Fultz went from playing in 34 games over two injury-plagued seasons, to playing in 64 of a possible 65 games while taking on a starting role. Fultz wasn’t exactly hitting a “rookie” wall when the league stopped play on March 11. Over his last 12 games, which coincided with the Magic’s offensive outburst and 8-4 stretch, Fultz averaged 13.7 points and 7.0 assists while shooting 52 percent from the field in just under 30 minutes per game.
His numbers were improving, but his body was beginning to feel the toll of the full NBA grind.
“I feel really good right now,” Fultz told reporters on Sunday. “I actually feel better than I was after the All-Star break. After the All-Star break, my body was kind of tired, being so that was the first time I played that long. So right now, I actually feel really good. I think it’s just a matter of just getting those reps up in a game and I don’t think I’m far. I think I’m pretty close. I know it’s not going to be easy but I think it’s just a matter of a couple reps.”
Whether Fultz gets those reps on Monday in the Magic’s final scrimmage remains to be seen as he continues to ramp up after his delayed arrival to the NBA bubble due to personal matters. Steve Clifford told reporters on Sunday he’d be determining the status of Fultz (and Jonathan Isaac) later in the day with the Magic’s high performance director, David Tenney.
While unable to play in the scrimmages, Fultz said he’s been watching plenty of film, focusing on ways in which he can improve once back on the court
“Just being organized,” he said. “Just being a point guard, just taking control of the pace of the game, pushing the pace. And then defensively, just being in those spots. I see a couple things, guys are missing rotations. We’re just getting used to playing together again. So, just being aware of those things so when I’m out there I’m on top of it.”
Fultz said conditioning-wise he feels good, but he is still adapting to game speed. He said while ramping back up he has been focusing on his all-around game rather than looking to refine one particular aspect.
“I’ve been trying to lock in on everything so I can have a complete game to be ready,” he said.
Asked what aspect of Fultz’s game has most improved over the course of the season, Clifford highlighted Fultz’s mid-range efficiency.
“The thing that would stand out would be his mid-range shooting where I believe the last, whatever, 20 games I think he was eighth or ninth in the NBA in mid-range pull-up efficiency,” Clifford said.
Over Fultz’s last eight games in particular, he was shooting 66.7 percent on shots 16 to 24 feet from the basket (1.5 attempts per), and 52.4 percent on shots 8 to 16 feet from the basket (2.6 attempts per), according to NBA.com.
“As much as anything, I just think he got back into rhythm,” Clifford said. “He’s had injury issues [his first two seasons], he was able to stay healthy.
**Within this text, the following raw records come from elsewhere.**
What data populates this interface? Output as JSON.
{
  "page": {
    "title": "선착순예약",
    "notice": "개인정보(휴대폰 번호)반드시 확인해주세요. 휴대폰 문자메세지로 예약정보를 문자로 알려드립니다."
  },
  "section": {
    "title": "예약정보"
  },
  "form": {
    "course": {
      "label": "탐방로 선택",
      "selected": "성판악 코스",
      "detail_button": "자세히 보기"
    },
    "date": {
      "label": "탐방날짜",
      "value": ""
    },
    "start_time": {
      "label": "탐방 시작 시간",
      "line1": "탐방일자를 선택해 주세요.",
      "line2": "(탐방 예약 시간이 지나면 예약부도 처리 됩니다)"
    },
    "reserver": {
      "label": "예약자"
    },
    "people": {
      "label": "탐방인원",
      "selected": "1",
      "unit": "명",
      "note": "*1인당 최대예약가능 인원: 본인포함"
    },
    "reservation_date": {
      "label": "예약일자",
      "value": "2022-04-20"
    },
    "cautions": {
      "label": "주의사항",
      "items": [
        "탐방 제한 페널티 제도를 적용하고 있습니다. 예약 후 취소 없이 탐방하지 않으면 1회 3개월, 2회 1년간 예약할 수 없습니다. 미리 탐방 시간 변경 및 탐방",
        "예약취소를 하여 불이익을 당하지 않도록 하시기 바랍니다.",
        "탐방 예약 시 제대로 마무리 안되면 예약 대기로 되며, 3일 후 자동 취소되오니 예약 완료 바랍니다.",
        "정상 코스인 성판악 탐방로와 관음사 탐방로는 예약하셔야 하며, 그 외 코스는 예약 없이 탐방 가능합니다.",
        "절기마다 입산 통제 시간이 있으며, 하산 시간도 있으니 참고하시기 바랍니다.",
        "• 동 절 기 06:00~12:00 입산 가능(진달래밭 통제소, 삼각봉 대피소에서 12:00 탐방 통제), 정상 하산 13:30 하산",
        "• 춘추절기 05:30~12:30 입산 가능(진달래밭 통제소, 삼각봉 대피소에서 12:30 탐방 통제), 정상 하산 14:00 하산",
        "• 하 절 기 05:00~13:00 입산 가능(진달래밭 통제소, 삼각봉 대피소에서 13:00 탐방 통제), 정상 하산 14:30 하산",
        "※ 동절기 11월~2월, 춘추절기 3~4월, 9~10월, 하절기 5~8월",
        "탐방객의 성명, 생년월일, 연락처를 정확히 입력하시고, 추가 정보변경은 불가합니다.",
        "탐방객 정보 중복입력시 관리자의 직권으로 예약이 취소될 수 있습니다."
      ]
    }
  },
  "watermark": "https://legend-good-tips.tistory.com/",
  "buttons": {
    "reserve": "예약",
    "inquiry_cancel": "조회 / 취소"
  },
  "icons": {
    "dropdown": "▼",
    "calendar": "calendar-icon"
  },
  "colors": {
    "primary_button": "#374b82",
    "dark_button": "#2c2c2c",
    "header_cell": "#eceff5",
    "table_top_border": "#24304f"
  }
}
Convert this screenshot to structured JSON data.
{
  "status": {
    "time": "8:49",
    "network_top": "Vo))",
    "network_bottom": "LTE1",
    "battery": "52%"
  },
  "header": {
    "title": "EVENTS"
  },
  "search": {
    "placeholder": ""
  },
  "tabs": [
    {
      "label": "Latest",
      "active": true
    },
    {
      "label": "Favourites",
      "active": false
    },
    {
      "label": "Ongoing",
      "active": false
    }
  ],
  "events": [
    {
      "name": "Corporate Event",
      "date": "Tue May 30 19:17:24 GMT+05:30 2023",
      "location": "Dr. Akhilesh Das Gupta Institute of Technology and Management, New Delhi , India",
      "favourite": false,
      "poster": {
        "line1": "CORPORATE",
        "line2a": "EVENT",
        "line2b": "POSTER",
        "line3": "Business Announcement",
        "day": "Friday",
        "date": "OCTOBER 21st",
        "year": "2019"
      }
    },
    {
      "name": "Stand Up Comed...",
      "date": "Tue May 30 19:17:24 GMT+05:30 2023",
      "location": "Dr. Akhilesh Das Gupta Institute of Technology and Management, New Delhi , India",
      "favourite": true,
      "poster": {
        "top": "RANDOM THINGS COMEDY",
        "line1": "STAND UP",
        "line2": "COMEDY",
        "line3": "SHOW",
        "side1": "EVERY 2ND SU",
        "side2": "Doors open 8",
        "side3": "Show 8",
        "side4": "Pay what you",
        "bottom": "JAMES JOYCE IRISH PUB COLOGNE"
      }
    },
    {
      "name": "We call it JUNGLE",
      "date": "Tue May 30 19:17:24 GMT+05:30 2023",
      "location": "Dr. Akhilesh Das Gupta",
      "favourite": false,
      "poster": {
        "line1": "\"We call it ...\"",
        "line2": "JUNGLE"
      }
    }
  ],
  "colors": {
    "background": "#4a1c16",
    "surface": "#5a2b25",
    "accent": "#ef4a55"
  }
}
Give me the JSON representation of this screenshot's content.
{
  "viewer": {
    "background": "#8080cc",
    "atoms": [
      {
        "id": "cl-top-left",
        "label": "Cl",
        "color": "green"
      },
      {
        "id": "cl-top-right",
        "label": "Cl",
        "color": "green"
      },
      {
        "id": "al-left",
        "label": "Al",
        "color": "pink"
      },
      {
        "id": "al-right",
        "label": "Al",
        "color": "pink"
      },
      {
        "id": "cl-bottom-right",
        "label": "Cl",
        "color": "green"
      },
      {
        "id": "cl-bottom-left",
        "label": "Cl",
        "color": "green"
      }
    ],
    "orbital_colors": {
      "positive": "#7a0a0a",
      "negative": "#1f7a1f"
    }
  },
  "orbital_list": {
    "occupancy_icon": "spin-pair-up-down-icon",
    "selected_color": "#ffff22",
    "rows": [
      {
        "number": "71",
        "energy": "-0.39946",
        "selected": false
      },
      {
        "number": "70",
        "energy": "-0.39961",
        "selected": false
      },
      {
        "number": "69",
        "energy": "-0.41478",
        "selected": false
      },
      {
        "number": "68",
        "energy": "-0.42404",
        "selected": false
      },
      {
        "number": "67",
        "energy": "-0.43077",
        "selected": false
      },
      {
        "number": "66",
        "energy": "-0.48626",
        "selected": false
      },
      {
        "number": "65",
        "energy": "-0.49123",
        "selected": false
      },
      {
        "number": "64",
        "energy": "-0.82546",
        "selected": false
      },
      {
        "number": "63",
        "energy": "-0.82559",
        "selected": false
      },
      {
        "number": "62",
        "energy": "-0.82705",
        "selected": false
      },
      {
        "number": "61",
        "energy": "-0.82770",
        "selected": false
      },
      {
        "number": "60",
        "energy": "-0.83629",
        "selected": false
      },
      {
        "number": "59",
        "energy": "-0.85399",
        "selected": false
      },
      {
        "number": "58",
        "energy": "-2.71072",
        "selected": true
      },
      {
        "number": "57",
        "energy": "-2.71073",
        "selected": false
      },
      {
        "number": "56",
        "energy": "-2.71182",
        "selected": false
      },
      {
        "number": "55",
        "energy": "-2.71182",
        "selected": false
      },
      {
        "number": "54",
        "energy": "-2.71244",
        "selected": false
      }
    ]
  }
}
The more he played the more confident he got. He’s in the paint. As much as anything health related, is just the opportunity to play.”
Fultz will soon have another opportunity to play — whether on Monday or in the Magic’s seeding games — as Part II of his comeback season begins.
“I still have a lot to prove,” Fultz said. “One is just staying in the playoffs and getting past the first round, but we gotta get there first. Take each game one at a time. Just keep establishing myself as a name in this league, as a point guard, a winning player, a great teammate and a great person.”